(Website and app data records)
***

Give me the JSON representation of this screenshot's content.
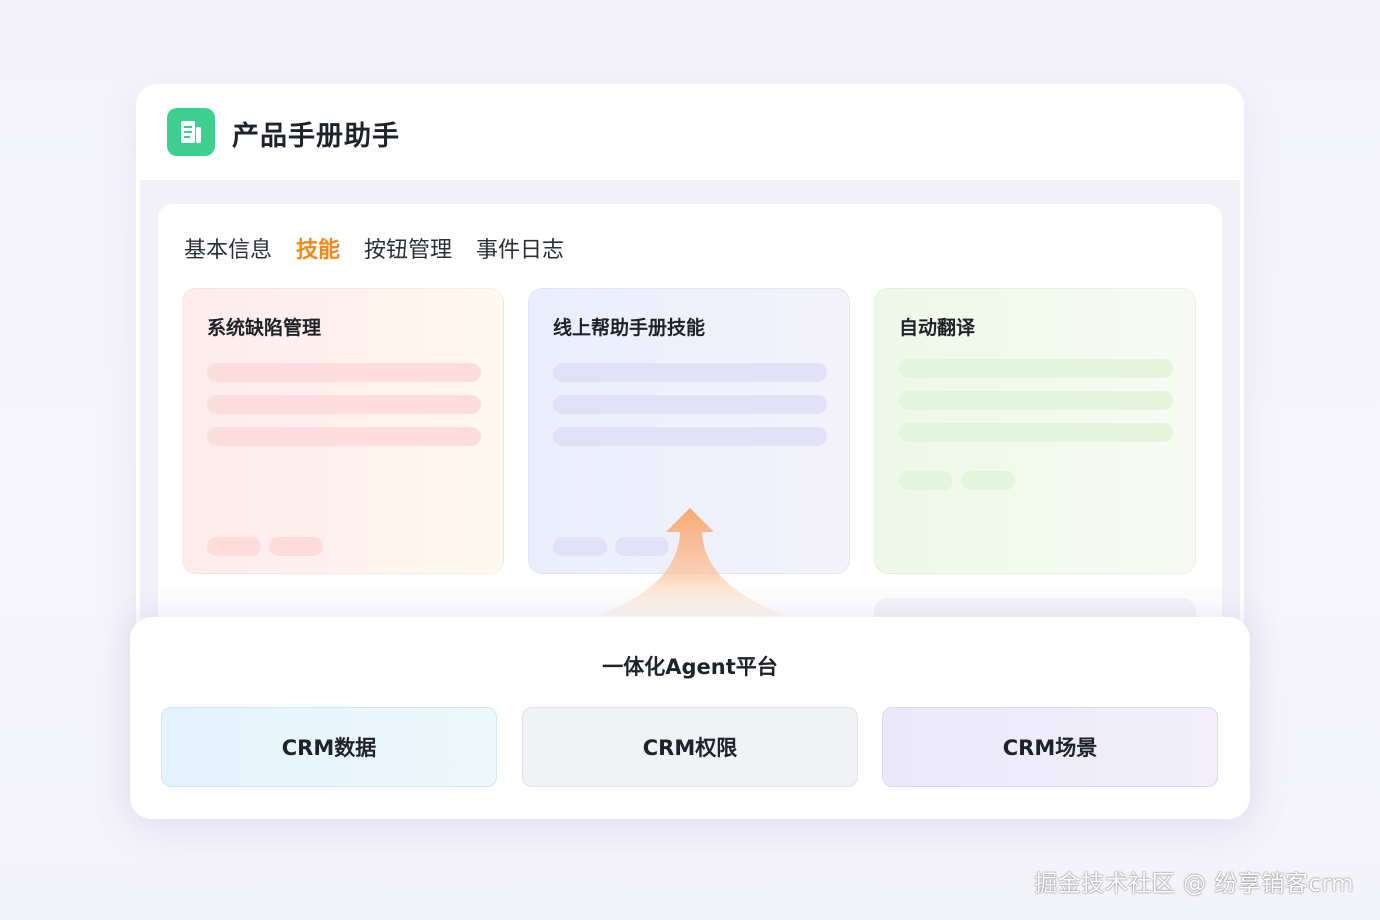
{
  "app": {
    "title": "产品手册助手",
    "accent": "#3ecf8e"
  },
  "tabs": [
    {
      "label": "基本信息",
      "active": false
    },
    {
      "label": "技能",
      "active": true
    },
    {
      "label": "按钮管理",
      "active": false
    },
    {
      "label": "事件日志",
      "active": false
    }
  ],
  "active_tab_color": "#f08a14",
  "skill_cards": [
    {
      "title": "系统缺陷管理",
      "color": "#fcdcdc"
    },
    {
      "title": "线上帮助手册技能",
      "color": "#e2e0f7"
    },
    {
      "title": "自动翻译",
      "color": "#e4f5dc"
    }
  ],
  "platform": {
    "title": "一体化Agent平台",
    "buttons": [
      {
        "label": "CRM数据"
      },
      {
        "label": "CRM权限"
      },
      {
        "label": "CRM场景"
      }
    ]
  },
  "watermark": "掘金技术社区 @ 纷享销客crm"
}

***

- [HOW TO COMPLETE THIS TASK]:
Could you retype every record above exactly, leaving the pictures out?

- [RESPONSE]:
Give me the JSON representation of this screenshot's content.
{
  "app": {
    "title": "产品手册助手",
    "accent": "#3ecf8e"
  },
  "tabs": [
    {
      "label": "基本信息",
      "active": false
    },
    {
      "label": "技能",
      "active": true
    },
    {
      "label": "按钮管理",
      "active": false
    },
    {
      "label": "事件日志",
      "active": false
    }
  ],
  "active_tab_color": "#f08a14",
  "skill_cards": [
    {
      "title": "系统缺陷管理",
      "color": "#fcdcdc"
    },
    {
      "title": "线上帮助手册技能",
      "color": "#e2e0f7"
    },
    {
      "title": "自动翻译",
      "color": "#e4f5dc"
    }
  ],
  "platform": {
    "title": "一体化Agent平台",
    "buttons": [
      {
        "label": "CRM数据"
      },
      {
        "label": "CRM权限"
      },
      {
        "label": "CRM场景"
      }
    ]
  },
  "watermark": "掘金技术社区 @ 纷享销客crm"
}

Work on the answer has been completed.